When keders were introduced roughly 35 years ago, it replaced
the technique of lacing together the roof tops of tent
structures and saved many hours of labor and eased installments
in the industry.
It is by far the most effective and easy
way of harnessing paneled sheets to structures, whether on tents,
yacht sails, cars or tarpaulins. The keder concept has also introduced some challenges, such as
the eventual ripping of the keder. Though no one has the problem -
except from everybody else - the key to solve the problem is understanding it.
The patented Coverfeed® fittings are made to protect keder ends - the mother of most keder debacles - like

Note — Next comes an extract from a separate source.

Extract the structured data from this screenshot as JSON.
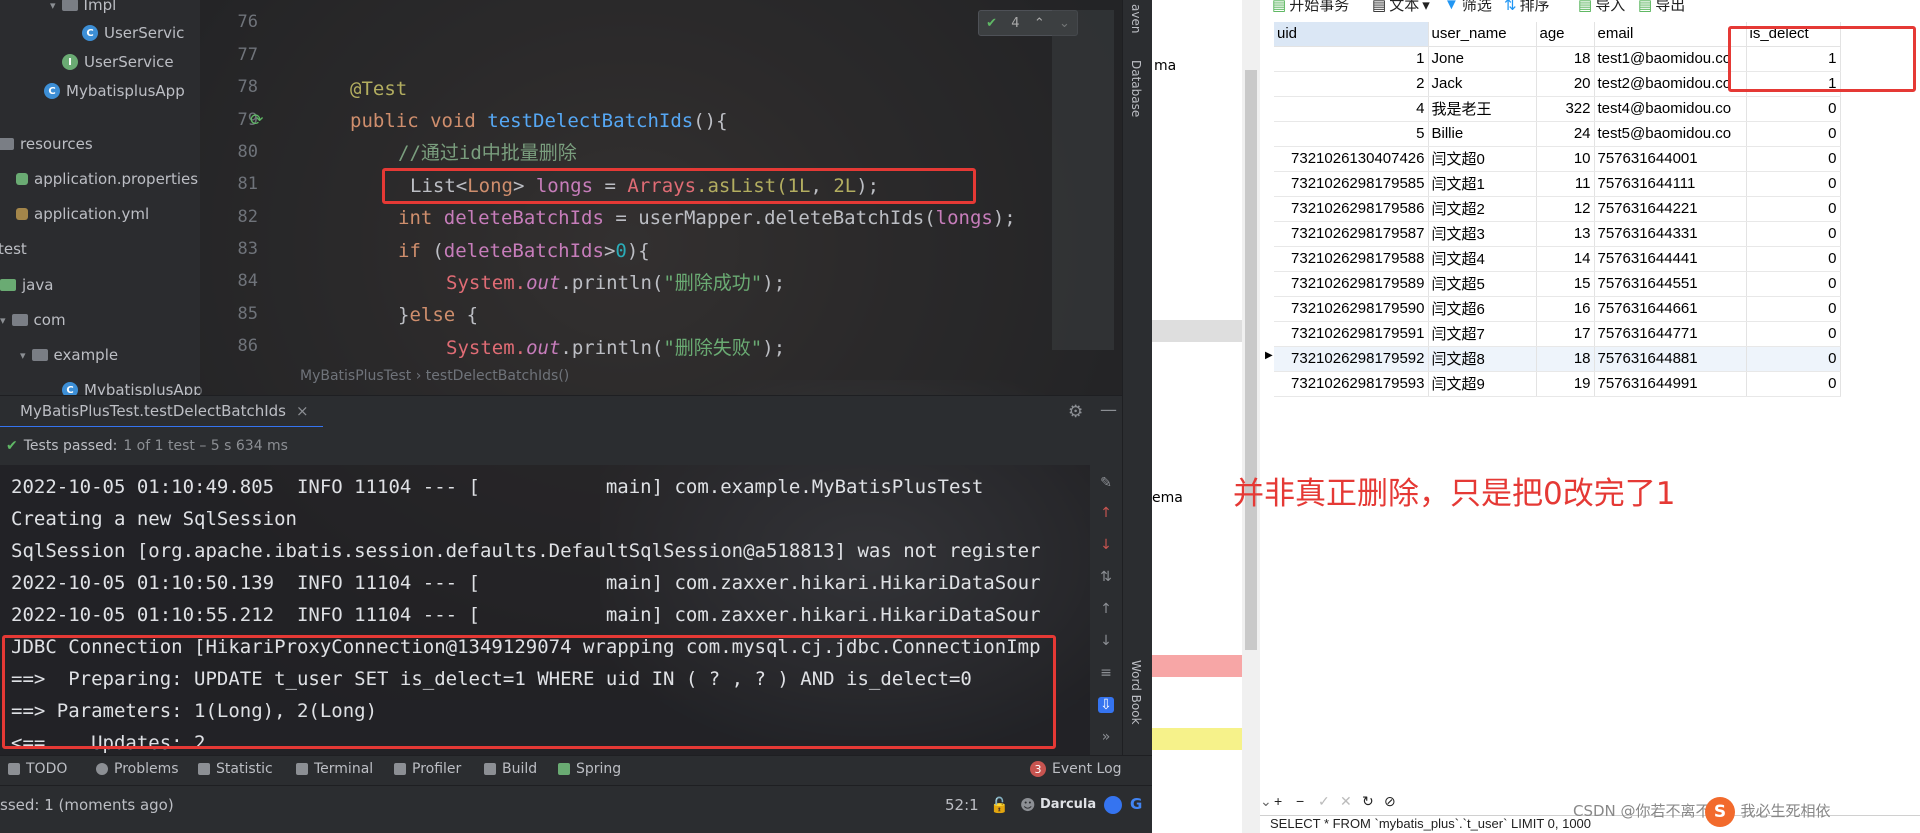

no other invention seen before.
hardshell the leading
edge of the keder
and protect the fragile
woven keder wrap from
fraying and ripping...
Mobile structures are typically built from crossbeams with tracks on top, that connects the next crossbeam with supports and a roof panel attached by keder. Hence a shade and shelter is established.

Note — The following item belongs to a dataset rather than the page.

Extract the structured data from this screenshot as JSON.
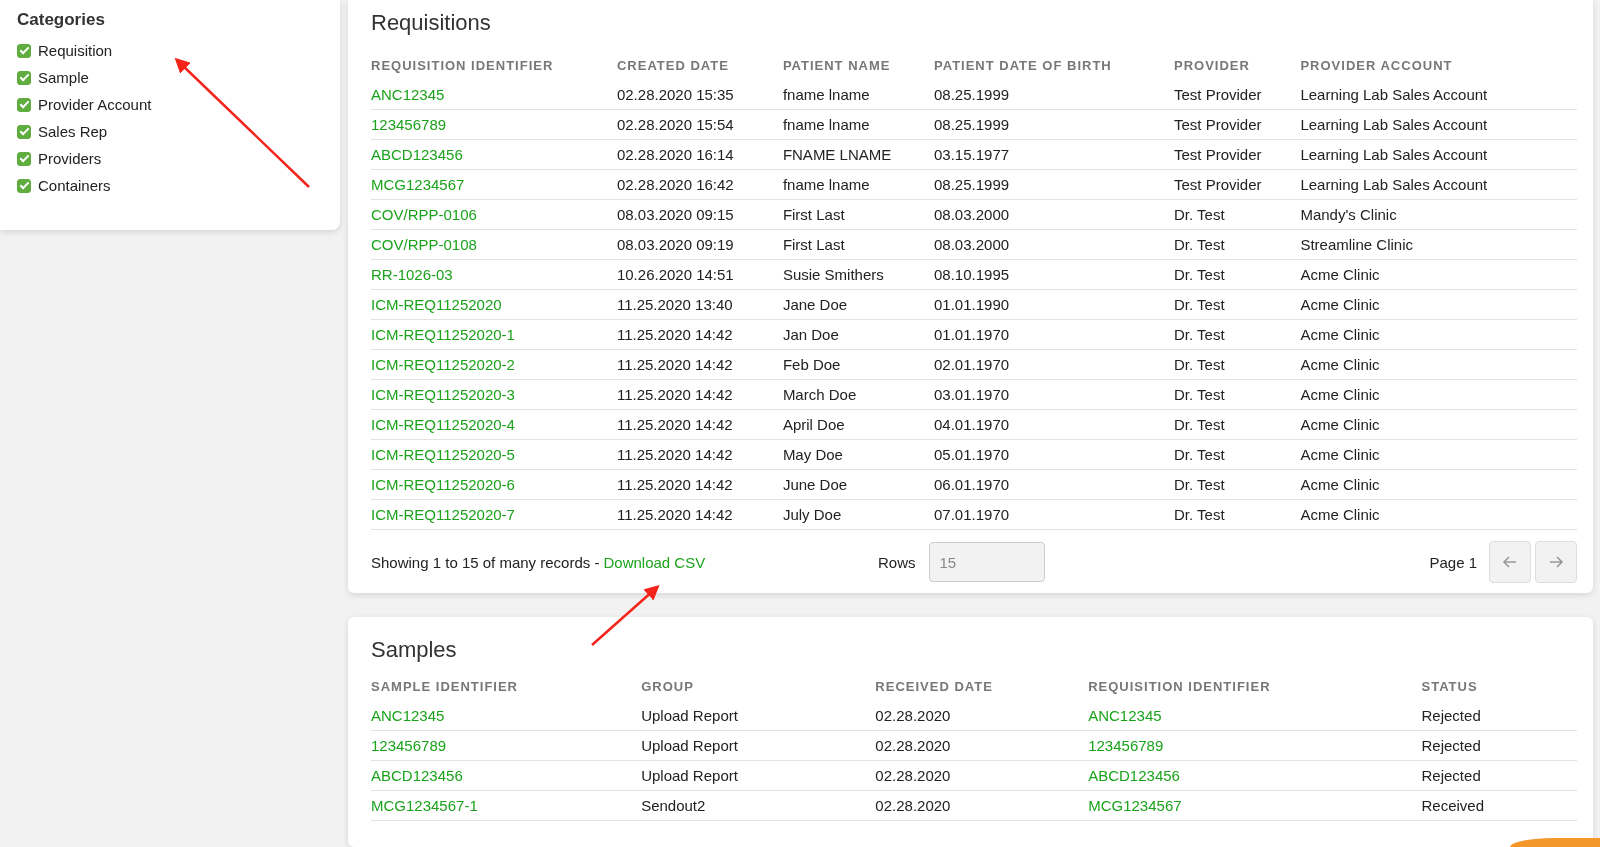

In the process of installing the roof panel - any panel actually - the keder works exactly like the car tire on the road; This is the transition point of the forces from the engine to the tires, that move the car the same way the panel apply forces to the to the structure on a tent via the keder.
Just by stretching a heavy PVC roof panel straight will give you an idea of the powers.

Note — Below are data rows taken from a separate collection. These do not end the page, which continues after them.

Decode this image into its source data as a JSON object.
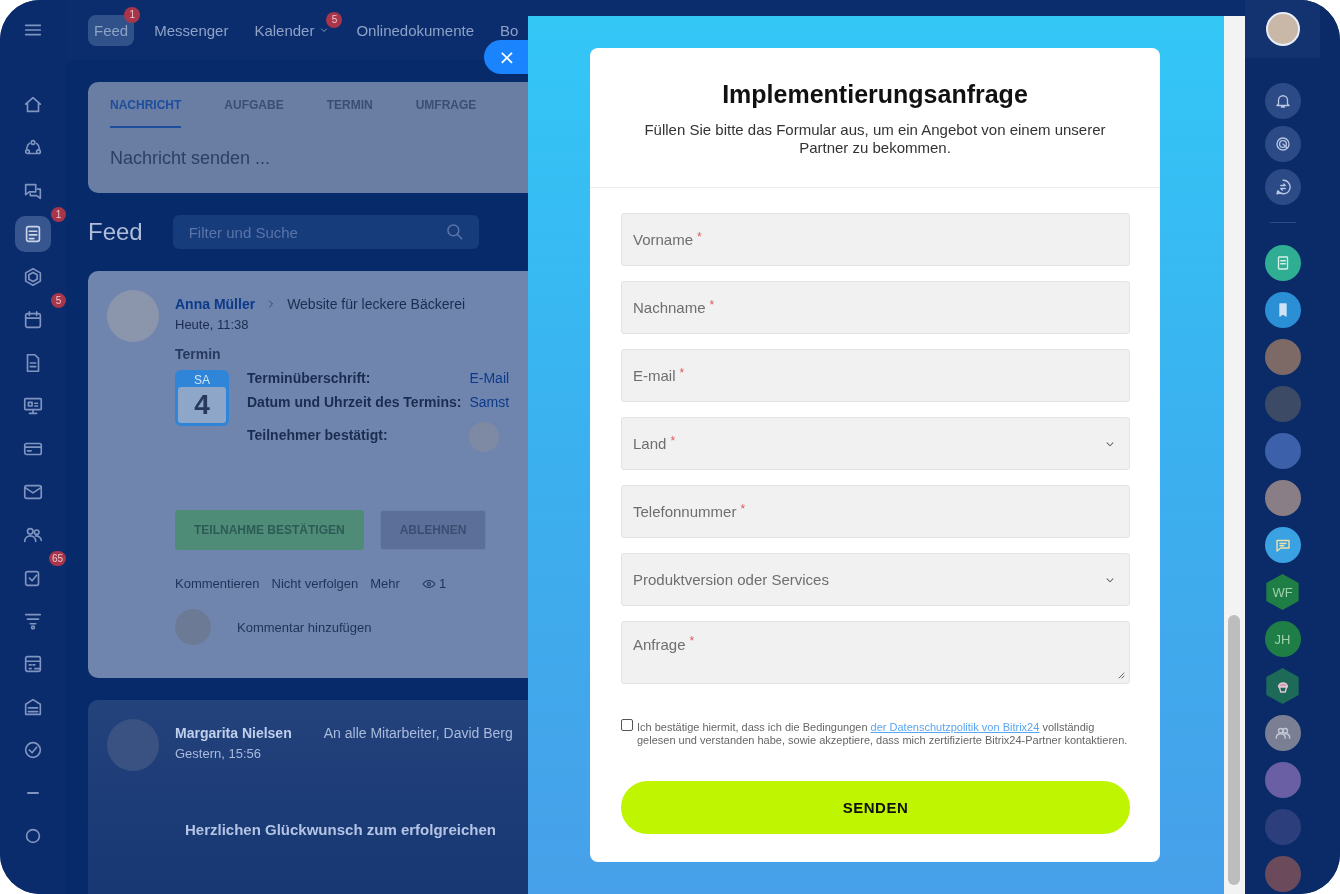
{
  "top_nav": {
    "items": [
      {
        "label": "Feed",
        "selected": true,
        "badge": "1",
        "dropdown": false
      },
      {
        "label": "Messenger",
        "selected": false,
        "dropdown": false
      },
      {
        "label": "Kalender",
        "selected": false,
        "badge": "5",
        "dropdown": true
      },
      {
        "label": "Onlinedokumente",
        "selected": false,
        "dropdown": false
      },
      {
        "label": "Bo",
        "selected": false,
        "dropdown": false
      }
    ]
  },
  "sidebar": {
    "items": [
      {
        "selected": false
      },
      {
        "selected": false
      },
      {
        "selected": false
      },
      {
        "selected": true,
        "badge": "1"
      },
      {
        "selected": false
      },
      {
        "selected": false,
        "badge": "5"
      },
      {
        "selected": false
      },
      {
        "selected": false
      },
      {
        "selected": false
      },
      {
        "selected": false
      },
      {
        "selected": false
      },
      {
        "selected": false,
        "badge": "65"
      },
      {
        "selected": false
      },
      {
        "selected": false
      },
      {
        "selected": false
      },
      {
        "selected": false
      },
      {
        "selected": false
      },
      {
        "selected": false
      }
    ]
  },
  "composer": {
    "tabs": [
      {
        "label": "NACHRICHT",
        "selected": true
      },
      {
        "label": "AUFGABE",
        "selected": false
      },
      {
        "label": "TERMIN",
        "selected": false
      },
      {
        "label": "UMFRAGE",
        "selected": false
      }
    ],
    "placeholder": "Nachricht senden ..."
  },
  "feed": {
    "title": "Feed",
    "search": {
      "placeholder": "Filter und Suche"
    },
    "posts": [
      {
        "author": "Anna Müller",
        "destination": "Website für leckere Bäckerei",
        "time": "Heute, 11:38",
        "type_label": "Termin",
        "event": {
          "weekday": "SA",
          "day": "4",
          "fields": [
            {
              "label": "Terminüberschrift:",
              "kind": "text",
              "value": "E-Mail"
            },
            {
              "label": "Datum und Uhrzeit des Termins:",
              "kind": "text",
              "value": "Samst"
            },
            {
              "label": "Teilnehmer bestätigt:",
              "kind": "avatars"
            }
          ]
        },
        "buttons": [
          {
            "label": "TEILNAHME BESTÄTIGEN",
            "kind": "primary"
          },
          {
            "label": "ABLEHNEN",
            "kind": "secondary"
          }
        ],
        "actions": [
          "Kommentieren",
          "Nicht verfolgen",
          "Mehr"
        ],
        "views": "1",
        "comment_placeholder": "Kommentar hinzufügen"
      },
      {
        "author": "Margarita Nielsen",
        "destination": "An alle Mitarbeiter, David Berg",
        "time": "Gestern, 15:56",
        "headline": "Herzlichen Glückwunsch zum erfolgreichen"
      }
    ]
  },
  "slider": {
    "close": "×",
    "form": {
      "title": "Implementierungsanfrage",
      "subtitle": "Füllen Sie bitte das Formular aus, um ein Angebot von einem unserer Partner zu bekommen.",
      "fields": [
        {
          "kind": "text",
          "placeholder": "Vorname",
          "required_mark": "*"
        },
        {
          "kind": "text",
          "placeholder": "Nachname",
          "required_mark": "*"
        },
        {
          "kind": "text",
          "placeholder": "E-mail",
          "required_mark": "*"
        },
        {
          "kind": "select",
          "placeholder": "Land",
          "required_mark": "*"
        },
        {
          "kind": "text",
          "placeholder": "Telefonnummer",
          "required_mark": "*"
        },
        {
          "kind": "select",
          "placeholder": "Produktversion oder Services"
        },
        {
          "kind": "textarea",
          "placeholder": "Anfrage",
          "required_mark": "*"
        }
      ],
      "consent": {
        "checked": false,
        "text": "Ich bestätige hiermit, dass ich die Bedingungen ",
        "link": "der Datenschutzpolitik von Bitrix24",
        "text_after": " vollständig gelesen und verstanden habe, sowie akzeptiere, dass mich zertifizierte Bitrix24-Partner kontaktieren."
      },
      "submit": "SENDEN"
    }
  },
  "right_rail": {
    "chats": [
      {
        "kind": "document",
        "color": "#2fae93"
      },
      {
        "kind": "bookmark",
        "color": "#2b8fd6"
      },
      {
        "kind": "photo",
        "color": "#7d6a66"
      },
      {
        "kind": "photo",
        "color": "#3d4a66"
      },
      {
        "kind": "photo",
        "color": "#3c61aa"
      },
      {
        "kind": "photo",
        "color": "#8a7e86"
      },
      {
        "kind": "chat",
        "color": "#3aa2e2"
      },
      {
        "kind": "hexinitials",
        "initials": "WF",
        "color": "#1f7d46"
      },
      {
        "kind": "initials",
        "initials": "JH",
        "color": "#1f7d46"
      },
      {
        "kind": "cupcake",
        "color": "#1d6a58"
      },
      {
        "kind": "group",
        "color": "#7a7f94"
      },
      {
        "kind": "photo",
        "color": "#6a5fa4"
      },
      {
        "kind": "photo",
        "color": "#2c3f7c"
      },
      {
        "kind": "photo",
        "color": "#6b4a5c"
      }
    ]
  }
}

The forces involved enhances the trouble for keder when it meets uneven obstacles on its way, from being fed in one end to the transition over the ridge, to the other side of the crossbeam.
Everything from unaligned crowns to grafters. To most manufacturers in the industry this is well known factors and even obvious, but at Coverfeed® we'd like to establish our mindset when speaking of the way we have solved the problem.
To a tent owner, that is involved in thousands of other managerial factors before even raising a shelter, we aknowledge the costs and debacles it applies in the field, and offer our somehow nerdish support in understanding why the trouble arise in the first place.
We'd like to share our knowledge about the issue of keder damage and how we recommend ending it.
1. The entry feed
From flaked sheet to entering the feeding; First, your keder ends and
naked woven keder wrap will meet with the hard edges of the alloy
beam and then the whole keder will be bent 75 degrees and get slid
upwards across the eave line, constantly chafing at the truss end if
not featuring a prefeed roller.
2. Sliding upwards
This is the least deteriorating process to the keder and only the quality
of the tracks decide whether it will be a smooth ride. At the end of the
track (eave-line) there is still continous chafe. As the weight of the
sheet increases proportionally with the distance ravelled, the keder
is pressed increasingly harder toward the outside of the track, hence
adding furthermore friction.
3. Over the ridge/ peak/ crown
At this point, the ride is at the most critical point. Most crowns are
separate units aligned with the trusses and maybe even in another
matrial. An uneven alignment is a ’keder-eater’ along with the forces
of the pullers and the sharp turn. Together, this represent a key challenge
in protecting a keder.
4. Sliding downwards
Same issues going on as in 1, 2, and 3.
5. Downwards exit of keder end
As when entering the track, going out will make the sheet bent at the
eave line and then chafe the keder when gravity pushes down the
6. Fastening over the eave line
Tightening the sheet all across the whole surface, making it a nice and
smooth installment, takes a lot of downward racheting, putting a lot
of tension on the keder, especially the parts bending over the eave
line. Friction and chafe is unavoidable in this process and tensions